"The Medical and Surgical History of the War of the Rebellion" represents one of the most extensive data collection efforts in the history of wartime medicine. Through complex stories and innovative graphics, "Medical and Surgical History" recounts an unprecedented effort to learn from the wounds and maladies of war.
"Medical and Surgical History" is replete with detailed case histories from surgeons in the field, and is illustrated with thousands of woodcuts, drawings and photographs documenting the nature of injury and attempts at treatment. In the parlance of today's military medical enterprise, "Medical and Surgical History" offers the "lessons learned" of battlefield medicine and hospital care from the Civil War. It stands today as a testament to the nature of scientific inquiry by the Army Medical Museum surgeons and curators of that day.
Concurrent with the temporary Lincoln exhibit, NMHM has installed a special exhibit featuring the "Medical and Surgical History." Objects on display include artifacts, specimens and images documented in the work, including a review of gunshot injuries, charts about the spread of disease and infection, and artifacts that chronicle the novel use of anaesthesia during the course of the war.
A review of the "Medical and Surgical History" from 1873 offers a testament to its value: "War has its horrors, and produces its miseries—our recent Civil War, in its consequences, will be felt, with a shudder, until the end of time—but it has its trophies, also—trophies which will serve to ameliorate distress and rob disease and disaster of many of their terrors. Of these, are such works as this; and the world, through time, looking over and beyond the smoke and blood of the battlefields on which they were gathered, will accept the results and be benefitted by the riper experience which is thus secured." (Gazette Hebdomadaire, 1873)
The "Medical and Surgical History" exhibit is open through at least 2015.
Selection of objects from the "Medical and Surgical History" exhibit:
Complete Set of the “Medical and Surgical History of the War of the Rebellion”
The contents in this six-volume set took 23 years to complete, weighed in at 56 pounds, and numbered more than 6,000 pages. The Army Medical Museum shipped copies of MSHWR to universities, libraries, professional societies, and major medical figures in the United States and Europe. Letters of receipt convey their gratitude and “amazement” at the amount of labor involved in preparing these volumes that were considered “historical testaments not only to the honor of the profession of this country but of the country itself.”
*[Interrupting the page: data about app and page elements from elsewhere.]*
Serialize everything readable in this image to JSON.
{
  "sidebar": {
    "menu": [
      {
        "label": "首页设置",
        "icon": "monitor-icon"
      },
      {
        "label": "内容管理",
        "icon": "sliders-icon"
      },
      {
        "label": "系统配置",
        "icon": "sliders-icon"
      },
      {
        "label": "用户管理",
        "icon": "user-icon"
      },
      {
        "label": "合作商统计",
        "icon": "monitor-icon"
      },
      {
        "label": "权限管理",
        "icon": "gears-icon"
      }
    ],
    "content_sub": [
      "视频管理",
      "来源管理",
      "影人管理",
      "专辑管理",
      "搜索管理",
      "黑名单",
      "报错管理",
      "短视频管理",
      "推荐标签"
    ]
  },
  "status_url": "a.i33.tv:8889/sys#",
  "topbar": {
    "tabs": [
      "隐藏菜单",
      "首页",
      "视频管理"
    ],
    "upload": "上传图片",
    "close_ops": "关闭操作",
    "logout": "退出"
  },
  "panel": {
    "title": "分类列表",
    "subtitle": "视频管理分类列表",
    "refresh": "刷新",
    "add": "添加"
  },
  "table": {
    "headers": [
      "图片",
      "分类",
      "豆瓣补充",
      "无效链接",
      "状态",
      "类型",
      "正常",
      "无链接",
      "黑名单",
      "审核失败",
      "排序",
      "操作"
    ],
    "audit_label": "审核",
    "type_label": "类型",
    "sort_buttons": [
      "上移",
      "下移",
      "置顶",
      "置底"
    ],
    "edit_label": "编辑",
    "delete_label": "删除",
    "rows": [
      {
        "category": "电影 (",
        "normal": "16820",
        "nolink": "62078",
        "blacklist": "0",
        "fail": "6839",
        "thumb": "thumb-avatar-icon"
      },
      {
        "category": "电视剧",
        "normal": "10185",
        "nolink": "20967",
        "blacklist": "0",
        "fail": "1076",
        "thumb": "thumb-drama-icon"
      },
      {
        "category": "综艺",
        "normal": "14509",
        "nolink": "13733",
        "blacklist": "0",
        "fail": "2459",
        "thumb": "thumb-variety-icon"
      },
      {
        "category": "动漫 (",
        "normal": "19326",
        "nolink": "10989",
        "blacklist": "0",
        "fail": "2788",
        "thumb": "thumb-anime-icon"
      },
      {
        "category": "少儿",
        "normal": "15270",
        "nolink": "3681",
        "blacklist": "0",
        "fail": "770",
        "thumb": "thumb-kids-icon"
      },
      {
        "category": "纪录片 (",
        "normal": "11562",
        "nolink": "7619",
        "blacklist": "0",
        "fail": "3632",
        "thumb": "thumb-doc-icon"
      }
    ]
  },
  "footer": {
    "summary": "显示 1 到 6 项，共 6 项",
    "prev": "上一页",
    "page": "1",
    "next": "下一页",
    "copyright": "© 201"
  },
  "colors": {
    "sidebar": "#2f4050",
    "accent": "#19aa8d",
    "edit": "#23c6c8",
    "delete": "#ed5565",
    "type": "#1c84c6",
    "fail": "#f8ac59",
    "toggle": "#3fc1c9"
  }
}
(Otis Historical Archives, National Museum of Health and Medicine, Silver Spring, Md.)
(Disclosure: This image has been cropped to emphasize the subject.) (National Museum of Health and Medicine photo by Matthew Breitbart/ Released)
Chloroform played a major role in Civil War surgery and the section on anesthesia in the “Medical and Surgical History” received critical acclaim for the complete and extraordinarily interesting survey of its use. Of 8089 wartime injuries involving major operations chloroform was used in 6784 cases, ether in 1305.
(M-660.00281, Historical Collection, National Museum of Health and Medicine)
(Disclosure: This image has been manipulated by using dodging and burning techniques. It has been cropped to emphasize the subject.) (National Museum of Health and Medicine photo illustration by Matthew Breitbart/ Released)
Private Milton E. Wallen, Co. C, 1st Kentucky Cavalry, was wounded July 4, 1863 at Richmond, VA.
(CWMI 98) (Otis Historical Archives, National Museum of Health and Medicine, Silver Spring, Md.)
Assistant Surgeon Joseph J. Woodward used this microscope (top) for his pioneering work in photomicrography,
which provided extraordinary insight into the physiological processes associated with various diseases.
(M-030.00390) (Historical Collection, National Museum of Health and Medicine)
The illustration (bottom) from Woodward’s “Report to the Surgeon General, of the United States Army, on the Magnesium and Electric Lights, as Applied to Photo-Micrography,” (1870) demonstrates how a light source (A) is concentrated on the lens of the microscope (B) and then projected on to a photographic plate (C).
(OHA 83) (Otis Historical Archives, National Museum of Health and Medicine, Silver Spring, Md.)
Graphic Distribution of Diseases and Death Rates
The map (top) demonstrates how rates of malarial fevers could vary widely from one geographical region to another, with particularly strong differences between northern and southern states.
The diagram (bottom) illustrates how death rates from some diseases clearly followed a seasonal pattern.
(MSHWR, Part III, Medical Volume I, pp. 20 and 100) (Otis Historical Archives, National Museum of Health and Medicine, Silver Spring, Md.)